▶ [THE TASK]: Your copy should match the records exactly, except that no pictures appear in it.

Dataset rows for apps and sites
• • •

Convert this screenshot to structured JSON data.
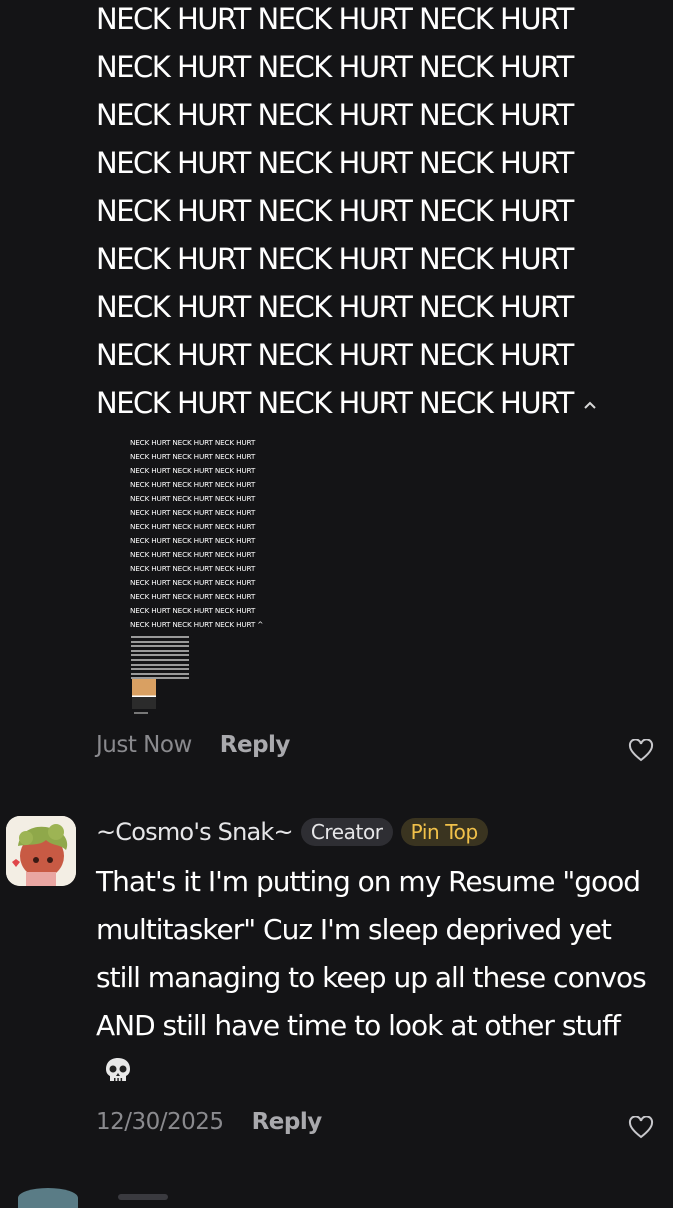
{
  "message": {
    "repeat_line": "NECK HURT NECK HURT NECK HURT",
    "line_count": 9,
    "collapse_icon": "chevron-up-icon"
  },
  "attachment": {
    "repeat_line": "NECK HURT NECK HURT NECK HURT",
    "line_count": 14,
    "last_suffix": "^"
  },
  "reply1": {
    "time": "Just Now",
    "reply_label": "Reply",
    "like_icon": "heart-outline-icon"
  },
  "comment": {
    "author": "~Cosmo's Snak~",
    "badge_creator": "Creator",
    "badge_pin": "Pin Top",
    "text": "That's it I'm putting on my Resume \"good multitasker\" Cuz I'm sleep deprived yet still managing to keep up all these convos AND still have time to look at other stuff",
    "emoji_icon": "skull-icon",
    "time": "12/30/2025",
    "reply_label": "Reply",
    "like_icon": "heart-outline-icon",
    "colors": {
      "pin_text": "#f1c14a",
      "pin_bg": "#3a3420",
      "creator_bg": "#2e2e33"
    }
  }
}
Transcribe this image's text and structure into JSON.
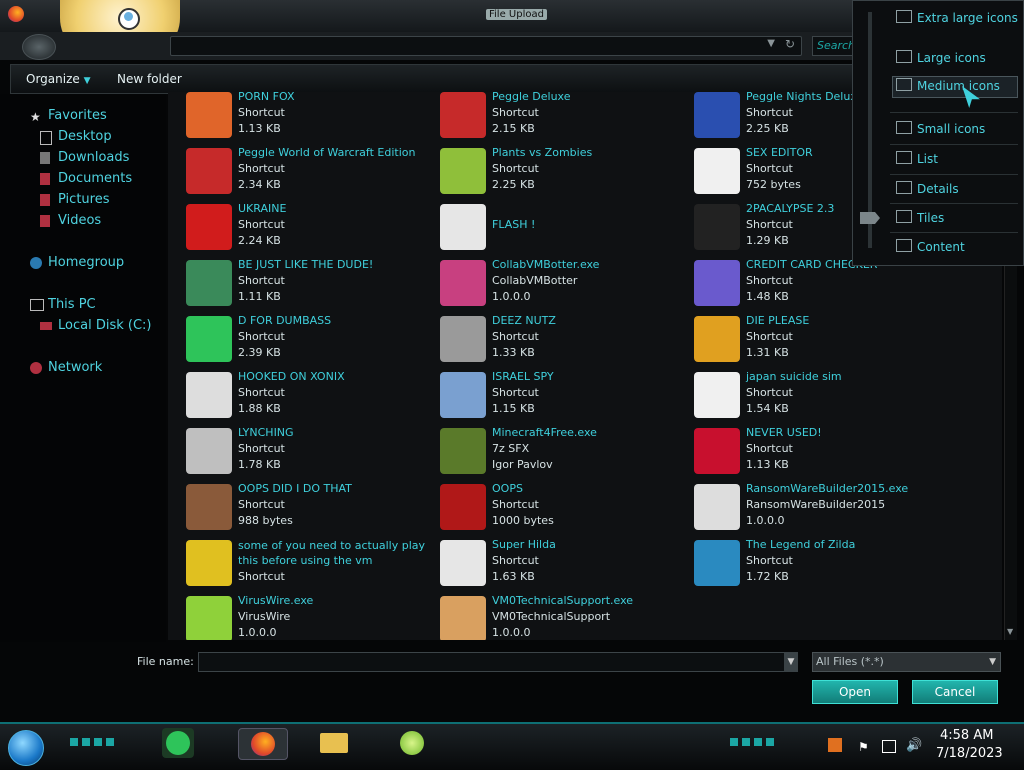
{
  "window": {
    "title": "File Upload"
  },
  "search": {
    "placeholder": "Search"
  },
  "toolbar": {
    "organize": "Organize",
    "new_folder": "New folder"
  },
  "sidebar": {
    "favorites": "Favorites",
    "desktop": "Desktop",
    "downloads": "Downloads",
    "documents": "Documents",
    "pictures": "Pictures",
    "videos": "Videos",
    "homegroup": "Homegroup",
    "this_pc": "This PC",
    "local_disk": "Local Disk (C:)",
    "network": "Network"
  },
  "files": [
    {
      "name": "PORN FOX",
      "line2": "Shortcut",
      "line3": "1.13 KB",
      "icon": "firefox-icon",
      "color": "#e0652a"
    },
    {
      "name": "Peggle Deluxe",
      "line2": "Shortcut",
      "line3": "2.15 KB",
      "icon": "peggle-icon",
      "color": "#c62a2a"
    },
    {
      "name": "Peggle Nights Deluxe",
      "line2": "Shortcut",
      "line3": "2.25 KB",
      "icon": "peggle-nights-icon",
      "color": "#2a4fb0"
    },
    {
      "name": "Peggle World of Warcraft Edition",
      "line2": "Shortcut",
      "line3": "2.34 KB",
      "icon": "peggle-wow-icon",
      "color": "#c62a2a"
    },
    {
      "name": "Plants vs Zombies",
      "line2": "Shortcut",
      "line3": "2.25 KB",
      "icon": "pvz-icon",
      "color": "#8fbf3a"
    },
    {
      "name": "SEX EDITOR",
      "line2": "Shortcut",
      "line3": "752 bytes",
      "icon": "hxd-icon",
      "color": "#f0f0f0"
    },
    {
      "name": "UKRAINE",
      "line2": "Shortcut",
      "line3": "2.24 KB",
      "icon": "radiation-icon",
      "color": "#d11c1c"
    },
    {
      "name": "FLASH !",
      "line2": "",
      "line3": "",
      "icon": "flash-icon",
      "color": "#e6e6e6"
    },
    {
      "name": "2PACALYPSE 2.3",
      "line2": "Shortcut",
      "line3": "1.29 KB",
      "icon": "terminal-icon",
      "color": "#222222"
    },
    {
      "name": "BE JUST LIKE THE DUDE!",
      "line2": "Shortcut",
      "line3": "1.11 KB",
      "icon": "santa-icon",
      "color": "#3a8a5a"
    },
    {
      "name": "CollabVMBotter.exe",
      "line2": "CollabVMBotter",
      "line3": "1.0.0.0",
      "icon": "monitor-icon",
      "color": "#c84080"
    },
    {
      "name": "CREDIT CARD CHECKER",
      "line2": "Shortcut",
      "line3": "1.48 KB",
      "icon": "credit-card-icon",
      "color": "#6a5acd"
    },
    {
      "name": "D FOR DUMBASS",
      "line2": "Shortcut",
      "line3": "2.39 KB",
      "icon": "chat-icon",
      "color": "#2ec45a"
    },
    {
      "name": "DEEZ NUTZ",
      "line2": "Shortcut",
      "line3": "1.33 KB",
      "icon": "windows-stack-icon",
      "color": "#9a9a9a"
    },
    {
      "name": "DIE PLEASE",
      "line2": "Shortcut",
      "line3": "1.31 KB",
      "icon": "de-icon",
      "color": "#e0a020"
    },
    {
      "name": "HOOKED ON XONIX",
      "line2": "Shortcut",
      "line3": "1.88 KB",
      "icon": "xonix-icon",
      "color": "#dddddd"
    },
    {
      "name": "ISRAEL SPY",
      "line2": "Shortcut",
      "line3": "1.15 KB",
      "icon": "network-icon",
      "color": "#7aa0d0"
    },
    {
      "name": "japan suicide sim",
      "line2": "Shortcut",
      "line3": "1.54 KB",
      "icon": "japan-icon",
      "color": "#f0f0f0"
    },
    {
      "name": "LYNCHING",
      "line2": "Shortcut",
      "line3": "1.78 KB",
      "icon": "noose-icon",
      "color": "#bfbfbf"
    },
    {
      "name": "Minecraft4Free.exe",
      "line2": "7z SFX",
      "line3": "Igor Pavlov",
      "icon": "grass-block-icon",
      "color": "#5a7a2a"
    },
    {
      "name": "NEVER USED!",
      "line2": "Shortcut",
      "line3": "1.13 KB",
      "icon": "devcpp-icon",
      "color": "#c8102e"
    },
    {
      "name": "OOPS DID I DO THAT",
      "line2": "Shortcut",
      "line3": "988 bytes",
      "icon": "portrait-icon",
      "color": "#8a5a3a"
    },
    {
      "name": "OOPS",
      "line2": "Shortcut",
      "line3": "1000 bytes",
      "icon": "evil-monitor-icon",
      "color": "#b01818"
    },
    {
      "name": "RansomWareBuilder2015.exe",
      "line2": "RansomWareBuilder2015",
      "line3": "1.0.0.0",
      "icon": "skull-icon",
      "color": "#dddddd"
    },
    {
      "name": "some of you need to actually play this before using the vm",
      "line2": "Shortcut",
      "line3": "",
      "icon": "dog-icon",
      "color": "#e0c020"
    },
    {
      "name": "Super Hilda",
      "line2": "Shortcut",
      "line3": "1.63 KB",
      "icon": "pixel-cat-icon",
      "color": "#e6e6e6"
    },
    {
      "name": "The Legend of Zilda",
      "line2": "Shortcut",
      "line3": "1.72 KB",
      "icon": "pixel-hero-icon",
      "color": "#2a8ac0"
    },
    {
      "name": "VirusWire.exe",
      "line2": "VirusWire",
      "line3": "1.0.0.0",
      "icon": "lime-icon",
      "color": "#8fd13a"
    },
    {
      "name": "VM0TechnicalSupport.exe",
      "line2": "VM0TechnicalSupport",
      "line3": "1.0.0.0",
      "icon": "support-person-icon",
      "color": "#d9a060"
    }
  ],
  "bottom": {
    "file_name_label": "File name:",
    "file_name_value": "",
    "filter": "All Files (*.*)",
    "open": "Open",
    "cancel": "Cancel"
  },
  "view_menu": {
    "items": [
      "Extra large icons",
      "Large icons",
      "Medium icons",
      "Small icons",
      "List",
      "Details",
      "Tiles",
      "Content"
    ],
    "selected": "Medium icons"
  },
  "clock": {
    "time": "4:58 AM",
    "date": "7/18/2023"
  },
  "colors": {
    "accent": "#1ba6a4",
    "link": "#3fd0dc",
    "taskbar_border": "#0e6f74"
  }
}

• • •

▶ [REPLY TO THE TASK]:
Convert this screenshot to structured JSON data.
{
  "message": {
    "repeat_line": "NECK HURT NECK HURT NECK HURT",
    "line_count": 9,
    "collapse_icon": "chevron-up-icon"
  },
  "attachment": {
    "repeat_line": "NECK HURT NECK HURT NECK HURT",
    "line_count": 14,
    "last_suffix": "^"
  },
  "reply1": {
    "time": "Just Now",
    "reply_label": "Reply",
    "like_icon": "heart-outline-icon"
  },
  "comment": {
    "author": "~Cosmo's Snak~",
    "badge_creator": "Creator",
    "badge_pin": "Pin Top",
    "text": "That's it I'm putting on my Resume \"good multitasker\" Cuz I'm sleep deprived yet still managing to keep up all these convos AND still have time to look at other stuff",
    "emoji_icon": "skull-icon",
    "time": "12/30/2025",
    "reply_label": "Reply",
    "like_icon": "heart-outline-icon",
    "colors": {
      "pin_text": "#f1c14a",
      "pin_bg": "#3a3420",
      "creator_bg": "#2e2e33"
    }
  }
}
Transcribe this image's text and structure into JSON.
{
  "window": {
    "title": "File Upload"
  },
  "search": {
    "placeholder": "Search"
  },
  "toolbar": {
    "organize": "Organize",
    "new_folder": "New folder"
  },
  "sidebar": {
    "favorites": "Favorites",
    "desktop": "Desktop",
    "downloads": "Downloads",
    "documents": "Documents",
    "pictures": "Pictures",
    "videos": "Videos",
    "homegroup": "Homegroup",
    "this_pc": "This PC",
    "local_disk": "Local Disk (C:)",
    "network": "Network"
  },
  "files": [
    {
      "name": "PORN FOX",
      "line2": "Shortcut",
      "line3": "1.13 KB",
      "icon": "firefox-icon",
      "color": "#e0652a"
    },
    {
      "name": "Peggle Deluxe",
      "line2": "Shortcut",
      "line3": "2.15 KB",
      "icon": "peggle-icon",
      "color": "#c62a2a"
    },
    {
      "name": "Peggle Nights Deluxe",
      "line2": "Shortcut",
      "line3": "2.25 KB",
      "icon": "peggle-nights-icon",
      "color": "#2a4fb0"
    },
    {
      "name": "Peggle World of Warcraft Edition",
      "line2": "Shortcut",
      "line3": "2.34 KB",
      "icon": "peggle-wow-icon",
      "color": "#c62a2a"
    },
    {
      "name": "Plants vs Zombies",
      "line2": "Shortcut",
      "line3": "2.25 KB",
      "icon": "pvz-icon",
      "color": "#8fbf3a"
    },
    {
      "name": "SEX EDITOR",
      "line2": "Shortcut",
      "line3": "752 bytes",
      "icon": "hxd-icon",
      "color": "#f0f0f0"
    },
    {
      "name": "UKRAINE",
      "line2": "Shortcut",
      "line3": "2.24 KB",
      "icon": "radiation-icon",
      "color": "#d11c1c"
    },
    {
      "name": "FLASH !",
      "line2": "",
      "line3": "",
      "icon": "flash-icon",
      "color": "#e6e6e6"
    },
    {
      "name": "2PACALYPSE 2.3",
      "line2": "Shortcut",
      "line3": "1.29 KB",
      "icon": "terminal-icon",
      "color": "#222222"
    },
    {
      "name": "BE JUST LIKE THE DUDE!",
      "line2": "Shortcut",
      "line3": "1.11 KB",
      "icon": "santa-icon",
      "color": "#3a8a5a"
    },
    {
      "name": "CollabVMBotter.exe",
      "line2": "CollabVMBotter",
      "line3": "1.0.0.0",
      "icon": "monitor-icon",
      "color": "#c84080"
    },
    {
      "name": "CREDIT CARD CHECKER",
      "line2": "Shortcut",
      "line3": "1.48 KB",
      "icon": "credit-card-icon",
      "color": "#6a5acd"
    },
    {
      "name": "D FOR DUMBASS",
      "line2": "Shortcut",
      "line3": "2.39 KB",
      "icon": "chat-icon",
      "color": "#2ec45a"
    },
    {
      "name": "DEEZ NUTZ",
      "line2": "Shortcut",
      "line3": "1.33 KB",
      "icon": "windows-stack-icon",
      "color": "#9a9a9a"
    },
    {
      "name": "DIE PLEASE",
      "line2": "Shortcut",
      "line3": "1.31 KB",
      "icon": "de-icon",
      "color": "#e0a020"
    },
    {
      "name": "HOOKED ON XONIX",
      "line2": "Shortcut",
      "line3": "1.88 KB",
      "icon": "xonix-icon",
      "color": "#dddddd"
    },
    {
      "name": "ISRAEL SPY",
      "line2": "Shortcut",
      "line3": "1.15 KB",
      "icon": "network-icon",
      "color": "#7aa0d0"
    },
    {
      "name": "japan suicide sim",
      "line2": "Shortcut",
      "line3": "1.54 KB",
      "icon": "japan-icon",
      "color": "#f0f0f0"
    },
    {
      "name": "LYNCHING",
      "line2": "Shortcut",
      "line3": "1.78 KB",
      "icon": "noose-icon",
      "color": "#bfbfbf"
    },
    {
      "name": "Minecraft4Free.exe",
      "line2": "7z SFX",
      "line3": "Igor Pavlov",
      "icon": "grass-block-icon",
      "color": "#5a7a2a"
    },
    {
      "name": "NEVER USED!",
      "line2": "Shortcut",
      "line3": "1.13 KB",
      "icon": "devcpp-icon",
      "color": "#c8102e"
    },
    {
      "name": "OOPS DID I DO THAT",
      "line2": "Shortcut",
      "line3": "988 bytes",
      "icon": "portrait-icon",
      "color": "#8a5a3a"
    },
    {
      "name": "OOPS",
      "line2": "Shortcut",
      "line3": "1000 bytes",
      "icon": "evil-monitor-icon",
      "color": "#b01818"
    },
    {
      "name": "RansomWareBuilder2015.exe",
      "line2": "RansomWareBuilder2015",
      "line3": "1.0.0.0",
      "icon": "skull-icon",
      "color": "#dddddd"
    },
    {
      "name": "some of you need to actually play this before using the vm",
      "line2": "Shortcut",
      "line3": "",
      "icon": "dog-icon",
      "color": "#e0c020"
    },
    {
      "name": "Super Hilda",
      "line2": "Shortcut",
      "line3": "1.63 KB",
      "icon": "pixel-cat-icon",
      "color": "#e6e6e6"
    },
    {
      "name": "The Legend of Zilda",
      "line2": "Shortcut",
      "line3": "1.72 KB",
      "icon": "pixel-hero-icon",
      "color": "#2a8ac0"
    },
    {
      "name": "VirusWire.exe",
      "line2": "VirusWire",
      "line3": "1.0.0.0",
      "icon": "lime-icon",
      "color": "#8fd13a"
    },
    {
      "name": "VM0TechnicalSupport.exe",
      "line2": "VM0TechnicalSupport",
      "line3": "1.0.0.0",
      "icon": "support-person-icon",
      "color": "#d9a060"
    }
  ],
  "bottom": {
    "file_name_label": "File name:",
    "file_name_value": "",
    "filter": "All Files (*.*)",
    "open": "Open",
    "cancel": "Cancel"
  },
  "view_menu": {
    "items": [
      "Extra large icons",
      "Large icons",
      "Medium icons",
      "Small icons",
      "List",
      "Details",
      "Tiles",
      "Content"
    ],
    "selected": "Medium icons"
  },
  "clock": {
    "time": "4:58 AM",
    "date": "7/18/2023"
  },
  "colors": {
    "accent": "#1ba6a4",
    "link": "#3fd0dc",
    "taskbar_border": "#0e6f74"
  }
}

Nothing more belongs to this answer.